Dr Mina: All the lessons learnt over 20 years, we are going to be twenty next week eleventh of November. It will be so amazing to be able to share with others.
BEKEME: You are almost birthday mate with us at CSR-in-Action. We are going to be ten this November as well.
Dr Mina: So that is it, you know that competition the award that was given to me by European Union and Angela Makrel was part of it, so many prominent women were part of it, at the end of the day I won globally. It was inspiring to see that from your local corner the global people have been watching, the crisis that put a near halt to a community activity, to see that you were a part of solution to that was really amazing. So, for me that is one of my best moments.
BEKEME: Thank you so much. I think I don’t know if there’s anything more to say I just want to thank you for your time. You know, your continuous time for CSR in action for the work that you do at CEDSI for the communities. Unfortunately, that conversation is long and useful. So we couldn’t take calls but I want to thank you again Doc for coming on the show. Take care.
Dr Mina: Thank you so much Bekeme, keep up the good work and happy birthday in advance.
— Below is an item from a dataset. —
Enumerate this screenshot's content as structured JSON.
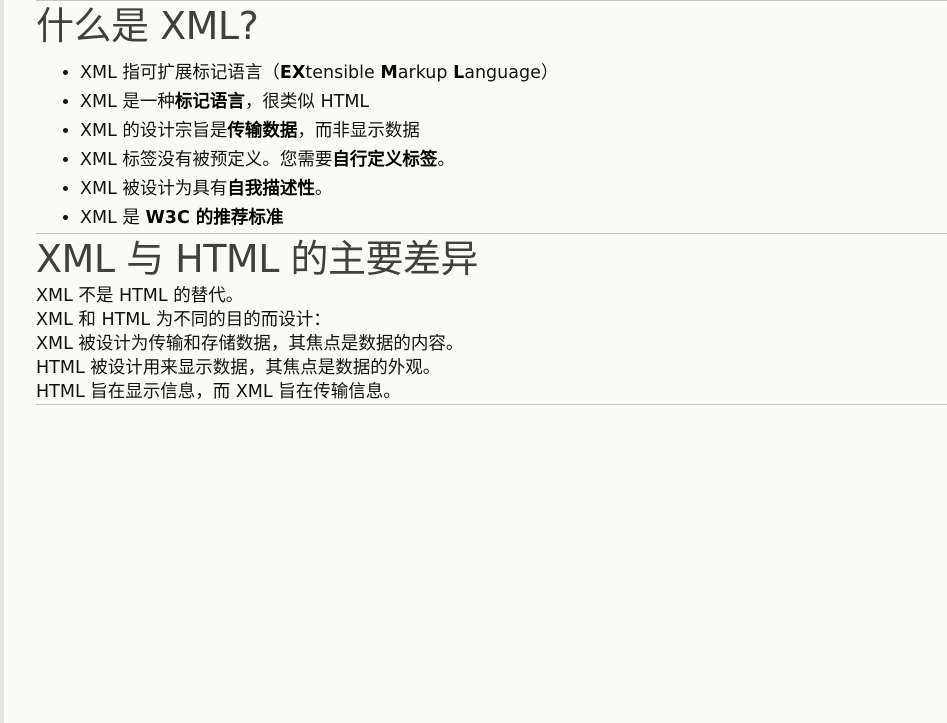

BEKEME: Thank you, bye. Okay, so you all, you have been listening. She’s made my work easier for me. She literally told you what the ethos of CSR-in-Action and the Good Citizen Radio Show is about. Thank you for listening to the Good Citizen Radio Show. And everybody out there remember that the SITEI conference is coming up. The SITEI conference is on the 17th and 18th of November 2020. A virtual conference you can register free of firstname.lastname@example.org Sitei is spelt sitei. org you heard me registration is free. Go on there and be inspired. If you are a man or woman who’s interested in extractive industries that is oil and gas and mining, and he wants to be a part of the solution, especially at this point, the challenges that women and by extension children face, you need to be part of this. Thank you for listening to the show. And Bye Bye.